The importance of nature in The Adventures of Huckleberry Finn
In his novel The Adventures of Huckleberry Finn, Mark Twain uses nature not only as
ally, but as a deterrent in Huck Finn's search for independence and Jim's search for freedom. The
most prominent force of nature in the novel was the Mississippi River. The river was not only
their escape route, but perhaps it became their biggest enemy because it was always unpredictable.
Nature is the strongest factor in the novel because in a completely different geographical setting
the story would have had not only a different outcome, but Huck and Jim might never have found
friendship and freedom. Twain changes his tone when describing the Mississippi River from wry
and sarcastic to flowing and daydreaming. This change in tone illustrates his own appreciation for
the beauty and significance that nature holds for him.
Twain uses personification to show the beauty of nature in contrast to the immaturity and
obnoxious mentality of society. Huck would sometimes wake up to "see a steamboat coughing
along upstream" that "now and then would belch a whole world of sparks up out of her
chimbleys" which acts like a child without manners. (Twain, 81) In almost every chapter Twain
uses colorful descriptions of nature to help the reader to imagine the setting of the scene. Twain
would not have used so many examples and vivid descriptions of nature if he didn't want nature to
In the novel, Huck's main goal is to get away from a terrible, abusive drunk of a father.

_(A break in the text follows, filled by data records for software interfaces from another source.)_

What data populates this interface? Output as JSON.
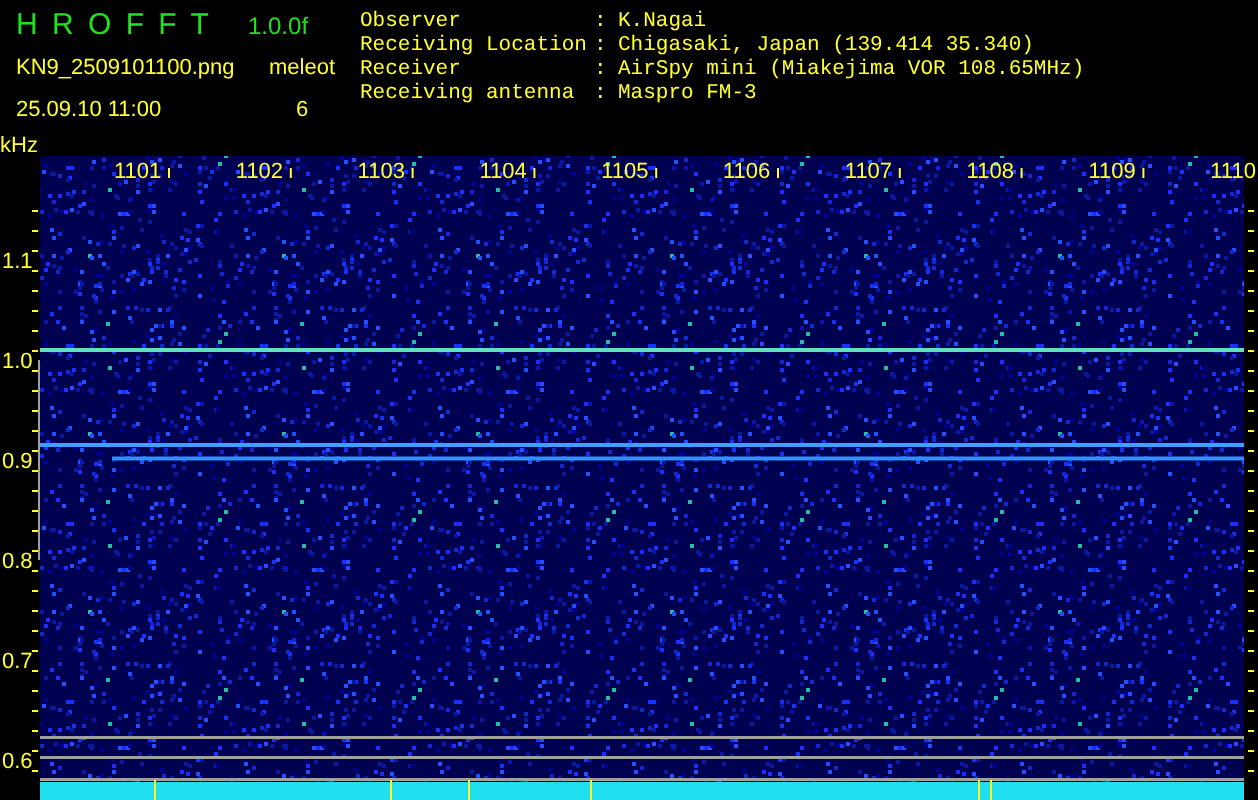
{
  "header": {
    "title": "H R O F F T",
    "version": "1.0.0f",
    "filename": "KN9_2509101100.png",
    "count_label": "meleot",
    "timestamp": "25.09.10 11:00",
    "count": "6"
  },
  "info": [
    {
      "label": "Observer",
      "separator": ":",
      "value": "K.Nagai"
    },
    {
      "label": "Receiving Location",
      "separator": ":",
      "value": "Chigasaki, Japan (139.414 35.340)"
    },
    {
      "label": "Receiver",
      "separator": ":",
      "value": "AirSpy mini (Miakejima VOR 108.65MHz)"
    },
    {
      "label": "Receiving antenna",
      "separator": ":",
      "value": "Maspro FM-3"
    }
  ],
  "spectrogram": {
    "unit": "kHz",
    "x_labels": [
      "1101",
      "1102",
      "1103",
      "1104",
      "1105",
      "1106",
      "1107",
      "1108",
      "1109",
      "1110"
    ],
    "y_labels": [
      "1.1",
      "1.0",
      "0.9",
      "0.8",
      "0.7",
      "0.6"
    ]
  }
}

Without the access of the Mississippi, Huck might not have ever escaped his father, and his father
could have easily killed Huck. For Jim, who's goal was not only freedom, but to see his family

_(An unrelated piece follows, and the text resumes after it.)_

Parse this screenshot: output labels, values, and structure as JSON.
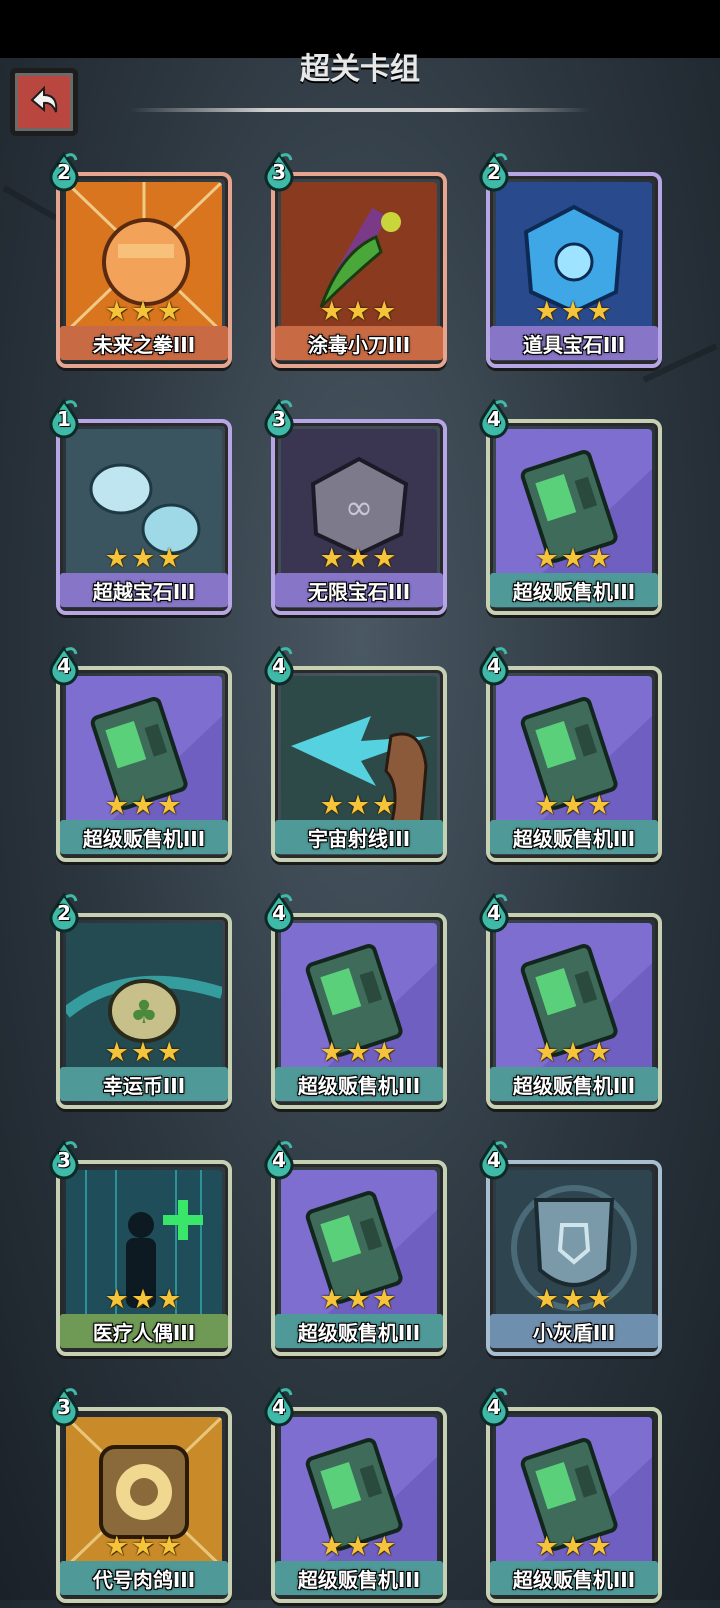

again, the river was a free way to reach the free states. With Huck's fortune he could have bought
a train ticket or paid another way to get to Cairo, but it was